Interface dataset entries:
____________________
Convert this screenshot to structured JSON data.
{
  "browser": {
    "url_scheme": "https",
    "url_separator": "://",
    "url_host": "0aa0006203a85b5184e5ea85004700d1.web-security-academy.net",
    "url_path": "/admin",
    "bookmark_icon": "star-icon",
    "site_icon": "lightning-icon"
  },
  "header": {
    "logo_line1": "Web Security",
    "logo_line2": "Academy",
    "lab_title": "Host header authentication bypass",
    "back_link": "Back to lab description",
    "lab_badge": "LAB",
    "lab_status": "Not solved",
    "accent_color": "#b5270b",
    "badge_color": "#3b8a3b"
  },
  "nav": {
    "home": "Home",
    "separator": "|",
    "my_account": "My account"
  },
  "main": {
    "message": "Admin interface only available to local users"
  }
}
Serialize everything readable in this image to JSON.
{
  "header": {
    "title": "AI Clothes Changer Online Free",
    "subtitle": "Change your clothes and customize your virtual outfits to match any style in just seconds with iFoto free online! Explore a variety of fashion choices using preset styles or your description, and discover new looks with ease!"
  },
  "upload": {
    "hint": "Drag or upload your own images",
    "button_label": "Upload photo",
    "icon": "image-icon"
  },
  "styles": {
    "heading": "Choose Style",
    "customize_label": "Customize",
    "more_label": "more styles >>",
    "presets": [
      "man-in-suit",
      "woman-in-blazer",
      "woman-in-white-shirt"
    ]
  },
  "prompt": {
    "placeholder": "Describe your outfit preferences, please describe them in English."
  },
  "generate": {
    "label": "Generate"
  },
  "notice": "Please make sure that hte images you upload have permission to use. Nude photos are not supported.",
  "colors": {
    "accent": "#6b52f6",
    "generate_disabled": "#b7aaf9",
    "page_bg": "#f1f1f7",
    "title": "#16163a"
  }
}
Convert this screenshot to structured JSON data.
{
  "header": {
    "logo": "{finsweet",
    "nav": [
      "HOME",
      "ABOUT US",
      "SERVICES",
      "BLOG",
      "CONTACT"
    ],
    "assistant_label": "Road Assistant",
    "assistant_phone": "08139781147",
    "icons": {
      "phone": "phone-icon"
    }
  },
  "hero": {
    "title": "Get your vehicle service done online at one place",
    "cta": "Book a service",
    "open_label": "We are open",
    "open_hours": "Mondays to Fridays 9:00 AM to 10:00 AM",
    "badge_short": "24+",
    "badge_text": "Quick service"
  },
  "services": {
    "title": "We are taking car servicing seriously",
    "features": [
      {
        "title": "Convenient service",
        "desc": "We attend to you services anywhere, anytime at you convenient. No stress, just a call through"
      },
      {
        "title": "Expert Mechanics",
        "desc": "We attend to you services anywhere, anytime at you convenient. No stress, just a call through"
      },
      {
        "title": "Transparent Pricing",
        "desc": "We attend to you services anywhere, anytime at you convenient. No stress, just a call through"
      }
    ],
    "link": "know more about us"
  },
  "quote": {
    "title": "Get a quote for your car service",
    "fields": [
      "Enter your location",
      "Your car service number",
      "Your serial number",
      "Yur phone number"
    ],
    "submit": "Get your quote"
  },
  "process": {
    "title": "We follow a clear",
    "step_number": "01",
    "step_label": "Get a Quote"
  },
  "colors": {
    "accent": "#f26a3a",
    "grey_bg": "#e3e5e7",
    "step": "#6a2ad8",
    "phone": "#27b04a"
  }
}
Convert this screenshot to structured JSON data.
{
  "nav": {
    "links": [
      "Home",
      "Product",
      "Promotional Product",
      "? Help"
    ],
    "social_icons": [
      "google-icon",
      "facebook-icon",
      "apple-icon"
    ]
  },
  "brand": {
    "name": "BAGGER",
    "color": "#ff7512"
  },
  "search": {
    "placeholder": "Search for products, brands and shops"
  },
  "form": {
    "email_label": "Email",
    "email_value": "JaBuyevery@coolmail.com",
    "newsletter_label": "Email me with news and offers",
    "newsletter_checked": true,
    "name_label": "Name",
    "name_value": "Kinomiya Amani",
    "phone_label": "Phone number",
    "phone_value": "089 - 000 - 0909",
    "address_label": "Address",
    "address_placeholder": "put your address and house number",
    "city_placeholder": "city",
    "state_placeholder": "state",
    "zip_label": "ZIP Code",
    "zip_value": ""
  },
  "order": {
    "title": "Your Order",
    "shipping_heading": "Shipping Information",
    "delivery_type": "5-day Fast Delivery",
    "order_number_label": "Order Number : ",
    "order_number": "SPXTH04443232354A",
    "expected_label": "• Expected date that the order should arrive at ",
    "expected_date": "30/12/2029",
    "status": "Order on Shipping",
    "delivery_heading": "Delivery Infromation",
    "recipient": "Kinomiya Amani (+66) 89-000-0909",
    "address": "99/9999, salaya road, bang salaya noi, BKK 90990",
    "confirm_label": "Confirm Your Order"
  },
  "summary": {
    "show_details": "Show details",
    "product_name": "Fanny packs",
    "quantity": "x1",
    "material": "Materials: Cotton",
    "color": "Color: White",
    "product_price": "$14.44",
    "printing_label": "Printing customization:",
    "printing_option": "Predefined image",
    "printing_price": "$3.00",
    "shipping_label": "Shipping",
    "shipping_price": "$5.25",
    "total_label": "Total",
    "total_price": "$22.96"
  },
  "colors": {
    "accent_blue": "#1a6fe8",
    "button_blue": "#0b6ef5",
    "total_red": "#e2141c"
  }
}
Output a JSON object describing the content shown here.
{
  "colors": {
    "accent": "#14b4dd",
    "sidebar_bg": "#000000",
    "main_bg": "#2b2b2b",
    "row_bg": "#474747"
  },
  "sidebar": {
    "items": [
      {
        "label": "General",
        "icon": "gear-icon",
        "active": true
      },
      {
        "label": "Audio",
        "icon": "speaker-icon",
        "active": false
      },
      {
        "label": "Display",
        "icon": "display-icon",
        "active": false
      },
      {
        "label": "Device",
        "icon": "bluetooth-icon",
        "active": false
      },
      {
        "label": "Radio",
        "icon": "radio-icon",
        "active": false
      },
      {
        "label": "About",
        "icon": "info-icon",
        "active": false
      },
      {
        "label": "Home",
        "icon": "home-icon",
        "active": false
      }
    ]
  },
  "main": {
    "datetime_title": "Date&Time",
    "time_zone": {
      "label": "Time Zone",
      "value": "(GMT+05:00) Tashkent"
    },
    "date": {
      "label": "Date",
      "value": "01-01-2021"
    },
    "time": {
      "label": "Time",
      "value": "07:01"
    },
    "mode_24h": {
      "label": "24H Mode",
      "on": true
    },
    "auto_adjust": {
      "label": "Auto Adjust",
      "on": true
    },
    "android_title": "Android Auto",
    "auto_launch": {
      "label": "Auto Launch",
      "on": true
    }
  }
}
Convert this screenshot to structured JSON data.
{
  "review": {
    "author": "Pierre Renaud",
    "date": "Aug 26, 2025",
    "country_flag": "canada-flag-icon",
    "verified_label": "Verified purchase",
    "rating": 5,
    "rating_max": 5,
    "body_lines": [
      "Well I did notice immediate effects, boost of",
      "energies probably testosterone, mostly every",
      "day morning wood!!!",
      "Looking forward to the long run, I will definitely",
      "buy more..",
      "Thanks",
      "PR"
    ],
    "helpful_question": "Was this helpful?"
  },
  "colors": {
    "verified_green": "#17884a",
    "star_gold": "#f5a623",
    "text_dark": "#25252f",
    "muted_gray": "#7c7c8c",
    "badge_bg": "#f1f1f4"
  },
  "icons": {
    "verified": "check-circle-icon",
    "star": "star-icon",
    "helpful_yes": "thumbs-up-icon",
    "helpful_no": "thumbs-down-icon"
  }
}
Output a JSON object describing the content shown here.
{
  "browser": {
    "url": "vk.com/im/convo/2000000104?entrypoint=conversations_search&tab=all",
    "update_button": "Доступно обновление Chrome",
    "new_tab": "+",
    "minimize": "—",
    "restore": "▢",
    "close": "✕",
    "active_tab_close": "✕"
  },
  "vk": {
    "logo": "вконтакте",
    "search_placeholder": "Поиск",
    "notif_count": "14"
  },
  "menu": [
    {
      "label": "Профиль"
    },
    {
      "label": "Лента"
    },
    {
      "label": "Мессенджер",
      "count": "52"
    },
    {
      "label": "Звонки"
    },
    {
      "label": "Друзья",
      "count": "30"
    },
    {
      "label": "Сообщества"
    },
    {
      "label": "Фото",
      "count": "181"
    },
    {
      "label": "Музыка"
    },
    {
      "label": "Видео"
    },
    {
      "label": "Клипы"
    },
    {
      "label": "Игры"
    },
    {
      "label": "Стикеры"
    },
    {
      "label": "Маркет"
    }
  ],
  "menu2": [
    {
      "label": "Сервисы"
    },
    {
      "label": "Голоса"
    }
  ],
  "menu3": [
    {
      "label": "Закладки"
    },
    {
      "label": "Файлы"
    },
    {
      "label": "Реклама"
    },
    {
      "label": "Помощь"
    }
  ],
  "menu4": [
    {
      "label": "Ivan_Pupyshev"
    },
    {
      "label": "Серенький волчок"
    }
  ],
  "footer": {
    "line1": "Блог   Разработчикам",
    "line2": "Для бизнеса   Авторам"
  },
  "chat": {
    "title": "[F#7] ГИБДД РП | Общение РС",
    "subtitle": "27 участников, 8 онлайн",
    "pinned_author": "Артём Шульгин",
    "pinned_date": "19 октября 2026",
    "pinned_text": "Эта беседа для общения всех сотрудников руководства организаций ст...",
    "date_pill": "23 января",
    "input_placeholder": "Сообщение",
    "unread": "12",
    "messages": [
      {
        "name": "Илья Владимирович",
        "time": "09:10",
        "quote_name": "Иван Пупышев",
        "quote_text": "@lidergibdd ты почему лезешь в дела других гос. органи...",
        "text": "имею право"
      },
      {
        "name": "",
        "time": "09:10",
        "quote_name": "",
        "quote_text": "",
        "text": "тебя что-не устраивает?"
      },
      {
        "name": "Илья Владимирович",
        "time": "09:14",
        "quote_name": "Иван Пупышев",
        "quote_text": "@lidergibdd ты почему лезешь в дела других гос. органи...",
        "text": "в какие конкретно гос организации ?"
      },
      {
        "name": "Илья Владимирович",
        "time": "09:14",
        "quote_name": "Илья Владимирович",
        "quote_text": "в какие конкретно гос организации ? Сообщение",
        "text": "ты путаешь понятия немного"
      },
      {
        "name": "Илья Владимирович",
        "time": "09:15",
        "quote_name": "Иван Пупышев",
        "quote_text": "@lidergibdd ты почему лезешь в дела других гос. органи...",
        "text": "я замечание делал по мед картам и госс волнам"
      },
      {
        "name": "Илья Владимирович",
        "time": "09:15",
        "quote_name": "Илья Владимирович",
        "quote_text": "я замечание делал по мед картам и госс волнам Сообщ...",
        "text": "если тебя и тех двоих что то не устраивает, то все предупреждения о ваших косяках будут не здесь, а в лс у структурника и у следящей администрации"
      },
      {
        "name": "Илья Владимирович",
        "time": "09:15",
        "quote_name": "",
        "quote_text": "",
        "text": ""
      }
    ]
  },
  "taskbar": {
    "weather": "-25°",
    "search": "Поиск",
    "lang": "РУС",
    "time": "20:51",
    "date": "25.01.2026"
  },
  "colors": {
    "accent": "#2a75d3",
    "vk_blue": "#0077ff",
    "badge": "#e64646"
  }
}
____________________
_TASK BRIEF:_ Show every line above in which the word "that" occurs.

_TASK RESULT:_
  "notice": "Please make sure that hte images you upload have permission to use. Nude photos are not supported.",
    "expected_label": "• Expected date that the order should arrive at ",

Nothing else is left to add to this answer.